Material for this exercise
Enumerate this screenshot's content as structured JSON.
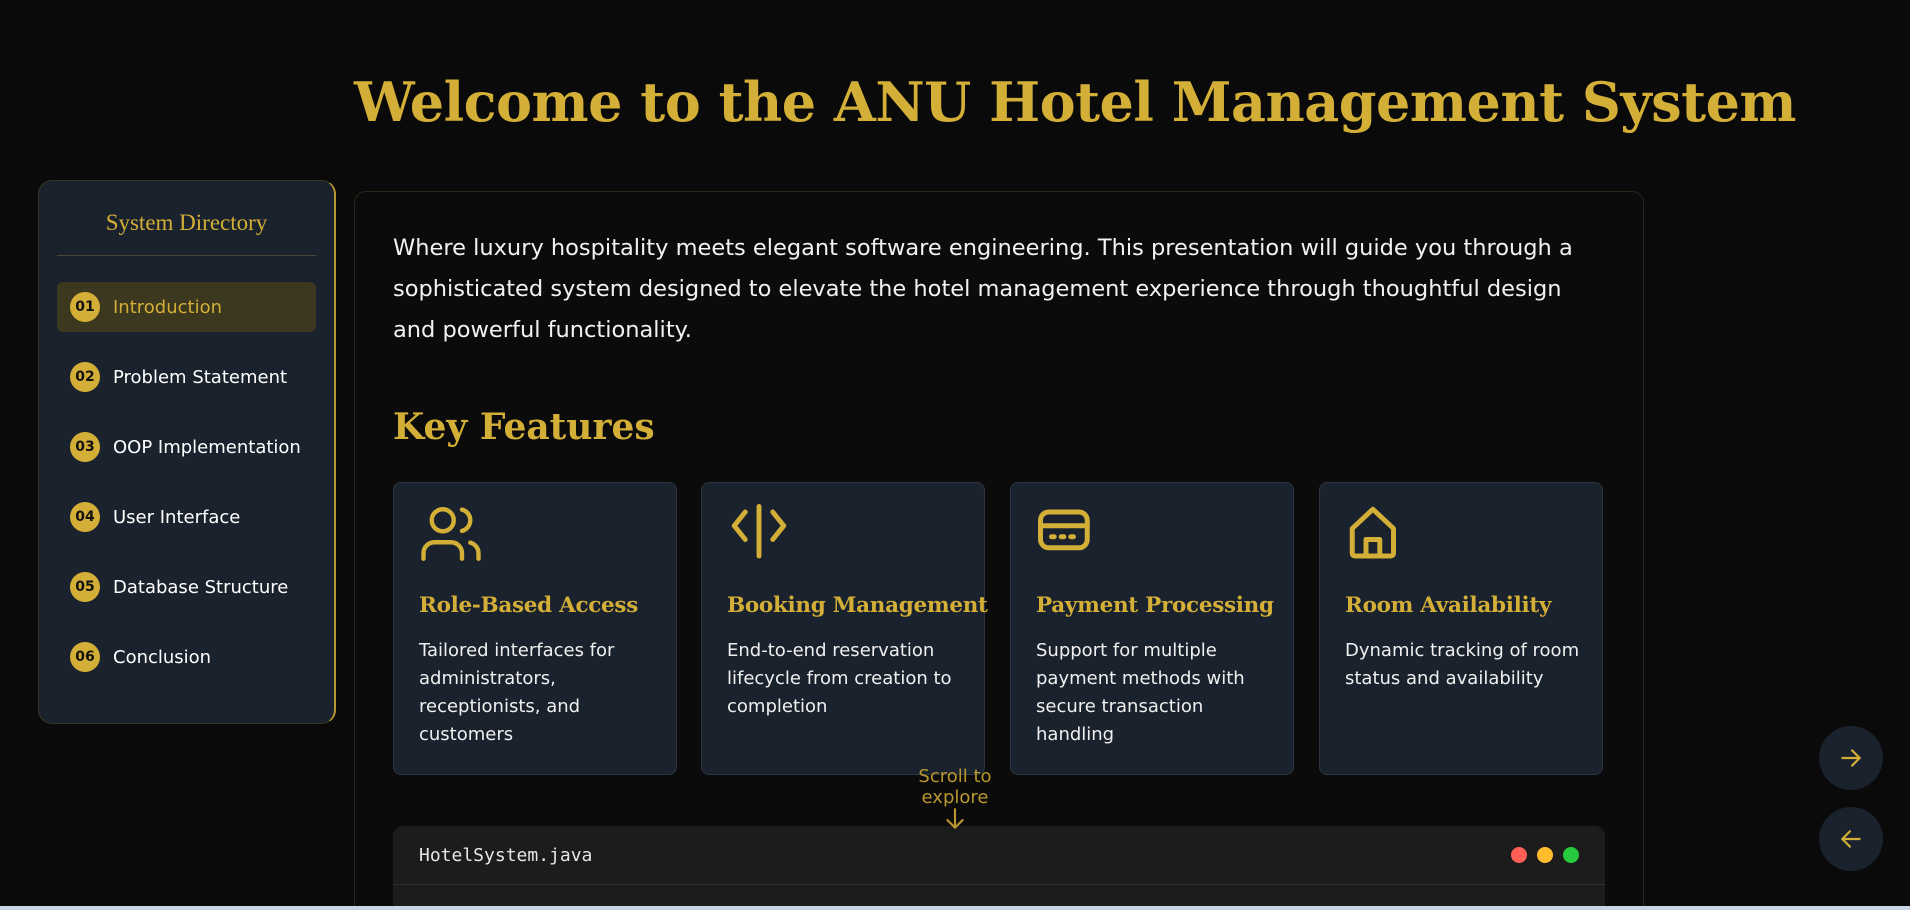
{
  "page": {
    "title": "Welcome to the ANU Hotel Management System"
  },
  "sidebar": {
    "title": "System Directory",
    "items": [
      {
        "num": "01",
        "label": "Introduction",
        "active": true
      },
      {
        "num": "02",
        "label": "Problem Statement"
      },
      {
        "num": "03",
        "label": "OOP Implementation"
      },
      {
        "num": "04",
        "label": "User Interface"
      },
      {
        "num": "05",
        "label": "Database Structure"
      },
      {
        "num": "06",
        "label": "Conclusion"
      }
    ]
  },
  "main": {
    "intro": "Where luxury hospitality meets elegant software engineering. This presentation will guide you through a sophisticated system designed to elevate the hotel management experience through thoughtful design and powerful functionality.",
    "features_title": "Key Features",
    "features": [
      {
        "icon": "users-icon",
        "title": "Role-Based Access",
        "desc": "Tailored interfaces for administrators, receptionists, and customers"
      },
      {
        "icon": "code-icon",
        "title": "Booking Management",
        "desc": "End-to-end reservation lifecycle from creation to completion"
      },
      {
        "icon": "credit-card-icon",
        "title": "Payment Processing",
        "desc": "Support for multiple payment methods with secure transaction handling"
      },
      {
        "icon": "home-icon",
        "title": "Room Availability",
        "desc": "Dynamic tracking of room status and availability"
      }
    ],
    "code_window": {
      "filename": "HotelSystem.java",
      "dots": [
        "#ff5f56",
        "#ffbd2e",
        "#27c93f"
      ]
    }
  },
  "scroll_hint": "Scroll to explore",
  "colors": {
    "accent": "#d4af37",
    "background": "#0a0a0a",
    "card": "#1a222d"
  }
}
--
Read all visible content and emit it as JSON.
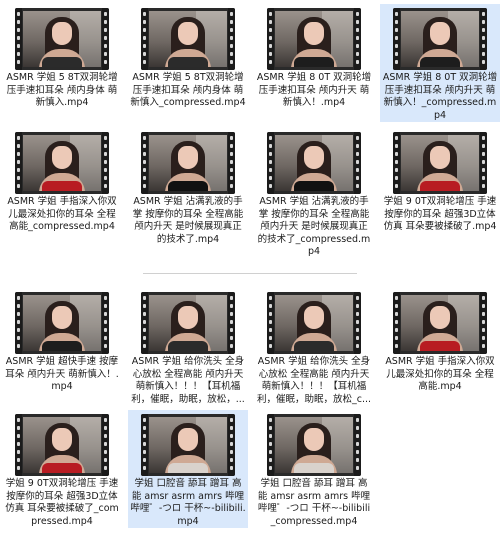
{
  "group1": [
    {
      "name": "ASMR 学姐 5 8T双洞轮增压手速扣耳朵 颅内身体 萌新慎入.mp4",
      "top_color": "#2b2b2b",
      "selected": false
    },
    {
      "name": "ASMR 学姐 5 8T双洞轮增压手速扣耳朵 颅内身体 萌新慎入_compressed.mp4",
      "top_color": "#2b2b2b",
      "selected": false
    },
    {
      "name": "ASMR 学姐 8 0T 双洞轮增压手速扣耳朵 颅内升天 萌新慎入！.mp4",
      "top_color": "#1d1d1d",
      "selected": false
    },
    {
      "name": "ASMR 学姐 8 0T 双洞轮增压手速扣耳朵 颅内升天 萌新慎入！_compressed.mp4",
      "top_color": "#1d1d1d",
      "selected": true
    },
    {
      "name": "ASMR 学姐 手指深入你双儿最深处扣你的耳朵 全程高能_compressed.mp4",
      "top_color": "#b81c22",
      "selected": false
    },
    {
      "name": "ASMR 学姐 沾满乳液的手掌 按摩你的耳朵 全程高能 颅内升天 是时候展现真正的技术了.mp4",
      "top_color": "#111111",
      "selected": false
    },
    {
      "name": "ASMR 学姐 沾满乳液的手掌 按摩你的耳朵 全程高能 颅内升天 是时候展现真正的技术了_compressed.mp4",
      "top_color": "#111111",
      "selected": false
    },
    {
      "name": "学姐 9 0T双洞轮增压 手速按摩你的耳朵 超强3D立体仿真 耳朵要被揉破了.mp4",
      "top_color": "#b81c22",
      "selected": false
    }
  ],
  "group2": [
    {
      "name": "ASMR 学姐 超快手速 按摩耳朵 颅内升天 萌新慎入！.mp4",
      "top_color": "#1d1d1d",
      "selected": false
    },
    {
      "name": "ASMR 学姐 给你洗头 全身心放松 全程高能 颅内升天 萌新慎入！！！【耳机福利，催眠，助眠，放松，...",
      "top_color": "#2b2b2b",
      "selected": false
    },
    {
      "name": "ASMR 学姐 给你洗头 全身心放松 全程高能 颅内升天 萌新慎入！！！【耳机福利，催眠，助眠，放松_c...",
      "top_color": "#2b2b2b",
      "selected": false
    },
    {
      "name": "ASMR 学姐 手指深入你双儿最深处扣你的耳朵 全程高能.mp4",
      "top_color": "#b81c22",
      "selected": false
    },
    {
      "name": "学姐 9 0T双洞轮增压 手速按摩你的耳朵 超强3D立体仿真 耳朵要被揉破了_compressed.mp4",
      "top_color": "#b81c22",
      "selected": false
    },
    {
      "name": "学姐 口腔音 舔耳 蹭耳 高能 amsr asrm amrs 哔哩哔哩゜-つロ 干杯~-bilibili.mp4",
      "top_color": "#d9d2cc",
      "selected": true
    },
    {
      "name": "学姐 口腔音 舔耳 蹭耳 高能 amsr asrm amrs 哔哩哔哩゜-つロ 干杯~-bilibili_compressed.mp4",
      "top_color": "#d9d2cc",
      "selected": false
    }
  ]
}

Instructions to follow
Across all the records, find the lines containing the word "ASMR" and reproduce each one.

Task answer
      "name": "ASMR 学姐 5 8T双洞轮增压手速扣耳朵 颅内身体 萌新慎入.mp4",
      "name": "ASMR 学姐 5 8T双洞轮增压手速扣耳朵 颅内身体 萌新慎入_compressed.mp4",
      "name": "ASMR 学姐 8 0T 双洞轮增压手速扣耳朵 颅内升天 萌新慎入！.mp4",
      "name": "ASMR 学姐 8 0T 双洞轮增压手速扣耳朵 颅内升天 萌新慎入！_compressed.mp4",
      "name": "ASMR 学姐 手指深入你双儿最深处扣你的耳朵 全程高能_compressed.mp4",
      "name": "ASMR 学姐 沾满乳液的手掌 按摩你的耳朵 全程高能 颅内升天 是时候展现真正的技术了.mp4",
      "name": "ASMR 学姐 沾满乳液的手掌 按摩你的耳朵 全程高能 颅内升天 是时候展现真正的技术了_compressed.mp4",
      "name": "ASMR 学姐 超快手速 按摩耳朵 颅内升天 萌新慎入！.mp4",
      "name": "ASMR 学姐 给你洗头 全身心放松 全程高能 颅内升天 萌新慎入！！！【耳机福利，催眠，助眠，放松，...",
      "name": "ASMR 学姐 给你洗头 全身心放松 全程高能 颅内升天 萌新慎入！！！【耳机福利，催眠，助眠，放松_c...",
      "name": "ASMR 学姐 手指深入你双儿最深处扣你的耳朵 全程高能.mp4",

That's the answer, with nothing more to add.